93 Points Robert Parker
2011 was of course a difficult, uncharacteristically rainy vintage in South Australia and particularly Barossa, but thanks to Penfolds’ privileged position with access to some of the region’s best fruit, they have nonetheless been able to blend an impressive Grange. Still sourced mainly from Barossa Valley, there’s a good dollop of McLaren Vale fruit (21%) – a region less affected by the rains in 2011 - contributing to this vintage. Interestingly, it is the 6th vintage ever to consist of 100% Shiraz, mainly because the Cabernet Sauvignon didn't make the grade this year. (Note that no Bin 707 Cabernet Sauvignon was produced in 2011.) Deep purple colored, in typical fashion the nose of the 2011 Grange is still closed at this youthful stage with broody tar and pepper laced notes over a core of blackberries, black plums, licorice and loam. Medium to full-bodied, the palate is taut and muscular with pepper and baking spice flavors supported by firm, grainy tannins. The finish has great length, contributing a refreshing lift.
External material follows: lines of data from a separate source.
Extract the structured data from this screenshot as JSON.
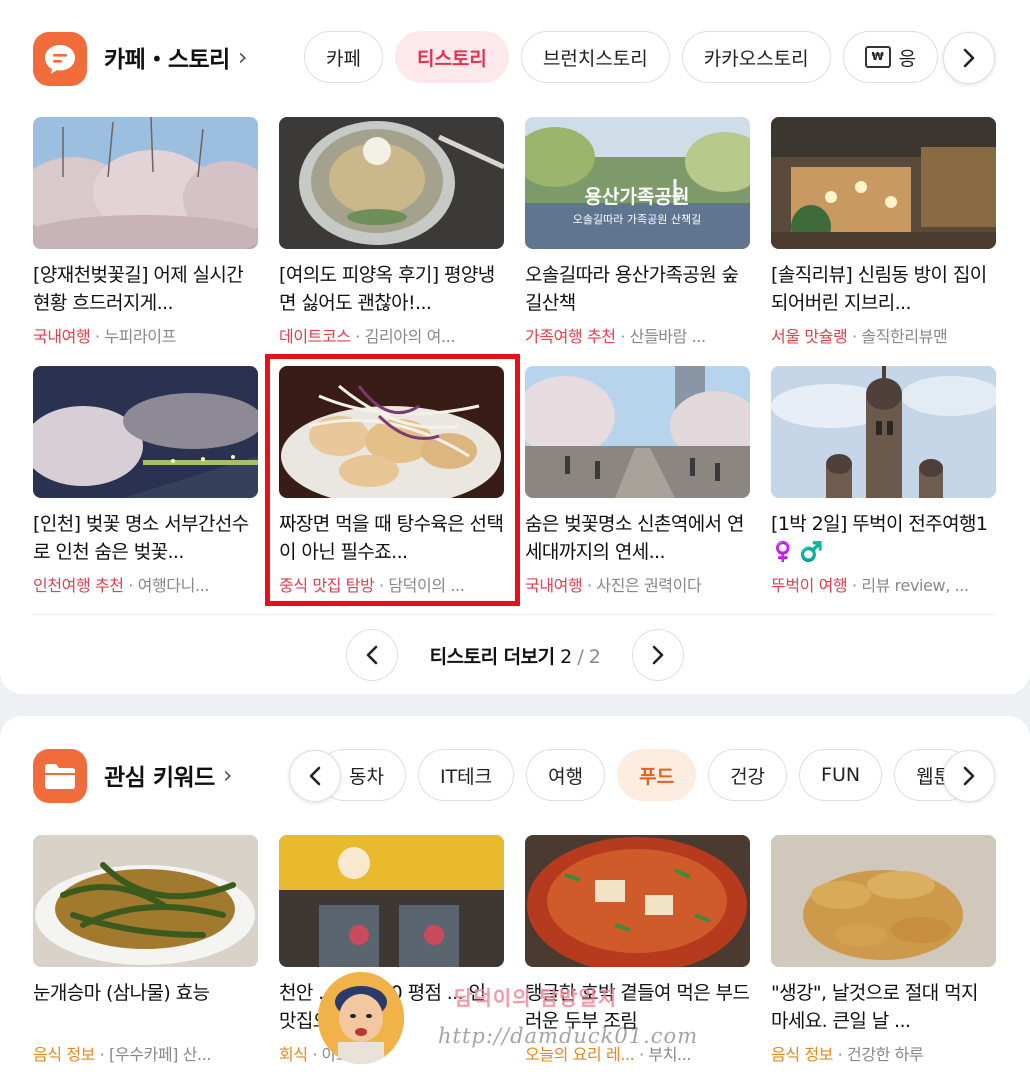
{
  "section1": {
    "title": "카페・스토리",
    "chevron": "›",
    "tabs": [
      {
        "label": "카페",
        "active": false
      },
      {
        "label": "티스토리",
        "active": true
      },
      {
        "label": "브런치스토리",
        "active": false
      },
      {
        "label": "카카오스토리",
        "active": false
      },
      {
        "label": "응",
        "active": false
      }
    ],
    "items": [
      {
        "title": "[양재천벚꽃길] 어제 실시간 현황 흐드러지게...",
        "category": "국내여행",
        "source": "누피라이프"
      },
      {
        "title": "[여의도 피양옥 후기] 평양냉면 싫어도 괜찮아!...",
        "category": "데이트코스",
        "source": "김리아의 여..."
      },
      {
        "title": "오솔길따라 용산가족공원 숲길산책",
        "category": "가족여행 추천",
        "source": "산들바람 ...",
        "thumb_caption": "용산가족공원",
        "thumb_subcaption": "오솔길따라 가족공원 산책길"
      },
      {
        "title": "[솔직리뷰] 신림동 방이 집이 되어버린 지브리...",
        "category": "서울 맛슐랭",
        "source": "솔직한리뷰맨"
      },
      {
        "title": "[인천] 벚꽃 명소 서부간선수로 인천 숨은 벚꽃...",
        "category": "인천여행 추천",
        "source": "여행다니..."
      },
      {
        "title": "짜장면 먹을 때 탕수육은 선택이 아닌 필수죠...",
        "category": "중식 맛집 탐방",
        "source": "담덕이의 ..."
      },
      {
        "title": "숨은 벚꽃명소 신촌역에서 연세대까지의 연세...",
        "category": "국내여행",
        "source": "사진은 권력이다"
      },
      {
        "title": "[1박 2일] 뚜벅이 전주여행1 ♀️ ♂️",
        "category": "뚜벅이 여행",
        "source": "리뷰 review, ..."
      }
    ],
    "pager": {
      "label": "티스토리 더보기",
      "current": "2",
      "separator": "/",
      "total": "2"
    }
  },
  "section2": {
    "title": "관심 키워드",
    "chevron": "›",
    "tabs": [
      {
        "label": "동차",
        "active": false
      },
      {
        "label": "IT테크",
        "active": false
      },
      {
        "label": "여행",
        "active": false
      },
      {
        "label": "푸드",
        "active": true
      },
      {
        "label": "건강",
        "active": false
      },
      {
        "label": "FUN",
        "active": false
      },
      {
        "label": "웹툰",
        "active": false
      }
    ],
    "items": [
      {
        "title": "눈개승마 (삼나물) 효능",
        "category": "음식 정보",
        "source": "[우수카페] 산..."
      },
      {
        "title": "천안 ... 스트 10 평점 ... 인 맛집으...",
        "category": "회식",
        "source": "아보자"
      },
      {
        "title": "탱글한 호박 곁들여 먹은 부드러운 두부 조림",
        "category": "오늘의 요리 레...",
        "source": "부치..."
      },
      {
        "title": "\"생강\", 날것으로 절대 먹지 마세요. 큰일 날 ...",
        "category": "음식 정보",
        "source": "건강한 하루"
      }
    ]
  },
  "watermark": {
    "name": "담덕이의 탐방일지",
    "url": "http://damduck01.com"
  },
  "colors": {
    "accent_pink": "#e0344c",
    "accent_orange": "#e2621d",
    "icon_orange": "#f26b3a",
    "highlight_red": "#e8111a"
  }
}
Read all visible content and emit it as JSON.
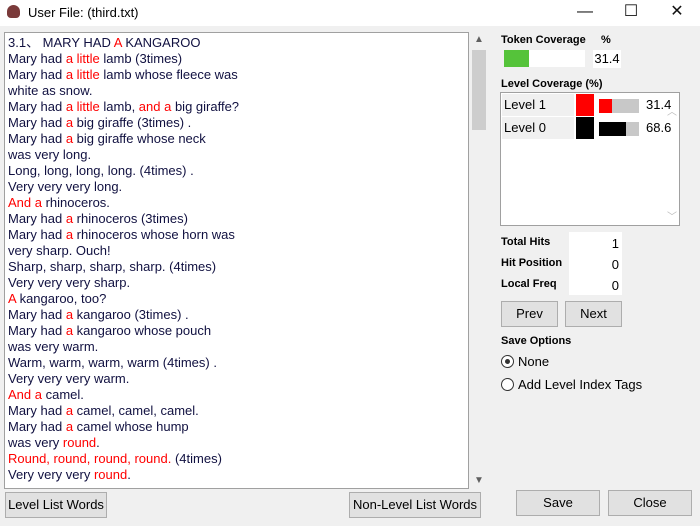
{
  "window": {
    "title": "User File: (third.txt)",
    "minimize": "—",
    "maximize": "☐",
    "close": "✕"
  },
  "text": {
    "lines": [
      [
        {
          "t": "3.1、 MARY HAD "
        },
        {
          "t": "A",
          "r": 1
        },
        {
          "t": " KANGAROO"
        }
      ],
      [
        {
          "t": "Mary had "
        },
        {
          "t": "a little",
          "r": 1
        },
        {
          "t": " lamb (3times)"
        }
      ],
      [
        {
          "t": "Mary had "
        },
        {
          "t": "a little",
          "r": 1
        },
        {
          "t": " lamb whose fleece was"
        }
      ],
      [
        {
          "t": "white as snow."
        }
      ],
      [
        {
          "t": "Mary had "
        },
        {
          "t": "a little",
          "r": 1
        },
        {
          "t": " lamb, "
        },
        {
          "t": "and a",
          "r": 1
        },
        {
          "t": " big giraffe?"
        }
      ],
      [
        {
          "t": "Mary had "
        },
        {
          "t": "a",
          "r": 1
        },
        {
          "t": " big giraffe (3times) ."
        }
      ],
      [
        {
          "t": "Mary had "
        },
        {
          "t": "a",
          "r": 1
        },
        {
          "t": " big giraffe whose neck"
        }
      ],
      [
        {
          "t": "was very long."
        }
      ],
      [
        {
          "t": "Long, long, long, long. (4times) ."
        }
      ],
      [
        {
          "t": "Very very very long."
        }
      ],
      [
        {
          "t": "And a",
          "r": 1
        },
        {
          "t": " rhinoceros."
        }
      ],
      [
        {
          "t": "Mary had "
        },
        {
          "t": "a",
          "r": 1
        },
        {
          "t": " rhinoceros (3times)"
        }
      ],
      [
        {
          "t": "Mary had "
        },
        {
          "t": "a",
          "r": 1
        },
        {
          "t": " rhinoceros whose horn was"
        }
      ],
      [
        {
          "t": "very sharp. Ouch!"
        }
      ],
      [
        {
          "t": "Sharp, sharp, sharp, sharp. (4times)"
        }
      ],
      [
        {
          "t": "Very very very sharp."
        }
      ],
      [
        {
          "t": "A",
          "r": 1
        },
        {
          "t": " kangaroo, too?"
        }
      ],
      [
        {
          "t": "Mary had "
        },
        {
          "t": "a",
          "r": 1
        },
        {
          "t": " kangaroo (3times) ."
        }
      ],
      [
        {
          "t": "Mary had "
        },
        {
          "t": "a",
          "r": 1
        },
        {
          "t": " kangaroo whose pouch"
        }
      ],
      [
        {
          "t": "was very warm."
        }
      ],
      [
        {
          "t": "Warm, warm, warm, warm (4times) ."
        }
      ],
      [
        {
          "t": "Very very very warm."
        }
      ],
      [
        {
          "t": "And a",
          "r": 1
        },
        {
          "t": " camel."
        }
      ],
      [
        {
          "t": "Mary had "
        },
        {
          "t": "a",
          "r": 1
        },
        {
          "t": " camel, camel, camel."
        }
      ],
      [
        {
          "t": "Mary had "
        },
        {
          "t": "a",
          "r": 1
        },
        {
          "t": " camel whose hump"
        }
      ],
      [
        {
          "t": "was very "
        },
        {
          "t": "round",
          "r": 1
        },
        {
          "t": "."
        }
      ],
      [
        {
          "t": "Round, round, round, round.",
          "r": 1
        },
        {
          "t": " (4times)"
        }
      ],
      [
        {
          "t": "Very very very "
        },
        {
          "t": "round",
          "r": 1
        },
        {
          "t": "."
        }
      ]
    ]
  },
  "colors": {
    "highlight": "#ff0000",
    "token_bar": "#55c33a",
    "level1": "#ff0000",
    "level0": "#000000"
  },
  "token_coverage": {
    "label": "Token Coverage",
    "unit": "%",
    "value": "31.4",
    "fill_percent": 31.4
  },
  "level_coverage": {
    "label": "Level Coverage (%)",
    "levels": [
      {
        "name": "Level 1",
        "value": "31.4",
        "fill_percent": 31.4
      },
      {
        "name": "Level 0",
        "value": "68.6",
        "fill_percent": 68.6
      }
    ]
  },
  "stats": {
    "total_hits_label": "Total Hits",
    "total_hits": "1",
    "hit_position_label": "Hit Position",
    "hit_position": "0",
    "local_freq_label": "Local Freq",
    "local_freq": "0"
  },
  "buttons": {
    "prev": "Prev",
    "next": "Next",
    "level_list": "Level List Words",
    "non_level_list": "Non-Level List Words",
    "save": "Save",
    "close": "Close"
  },
  "save_options": {
    "label": "Save Options",
    "options": [
      {
        "label": "None",
        "selected": true
      },
      {
        "label": "Add Level Index Tags",
        "selected": false
      }
    ]
  }
}
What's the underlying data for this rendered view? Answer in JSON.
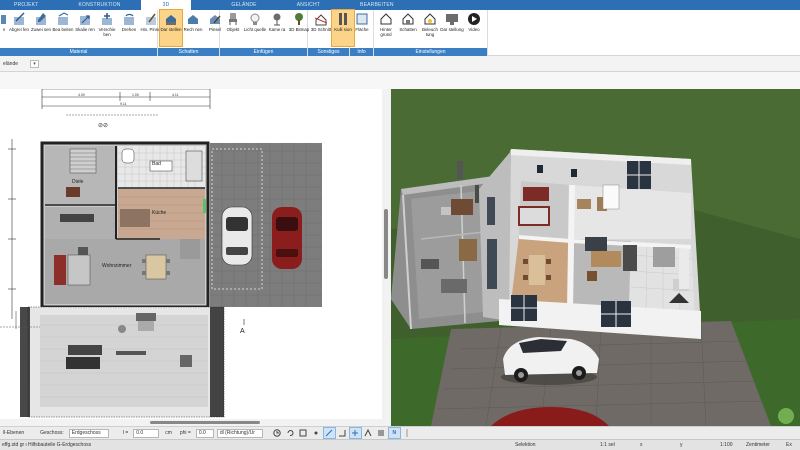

Source: Robert Parker (Robert Parker Wine Advocate) by Lisa Perrotti-Brown. September, 2015
93 Points James Halliday
From the Barossa Valley, McLaren Vale and Magill Estate; 17 months in 100% new American hogsheads. It is balanced, supple and pretty, against all odds at peace with its oak. But Penfolds' suggested drinking span of 2018-2045? Not in my book. Drink to 2026.
Source: James Halliday.
95 Points Tyson Stelzer
Grange is made every year, in spite of the season, and while the price went up for the great vintage of 2008, it''s not coming down for the lesser 2011. This is the sixth Grange in as many decades to be 100% shiraz, and the focus is on warmer regions in this cool, wet season, with a core of Barossa (though only 75%, less than the 85% of 2009 and 2010) and the balance made up of McLaren Vale and a little Magill. Production is around half of the usual Grange volume of 8,000-10,000 cases. True to the vintage, this is a savoury Grange with a tangy acid profile, though it upholds an impressively full purple hue. Toasty oak is prominent (17 months in 100% new American oak hogsheads, as always, though it doesn''t call for so much new oak this year). Its black fruit depth is admirable, layered with dark berry fruits and liquorice and a classic Grange hint of coal steam and crushed ants. Length is impressive and tannins are firm and fine. This is unmistakably Grange, albeit against the backdrop of a lesser season, and one to drink before 2008, 2009 and 2010. It may be the least Grange since 2003, but it''s undeniably an admirable result for 2011. 15 October 2015 release. Drink 2021 - 2031.
Source: Tyson Stelzer.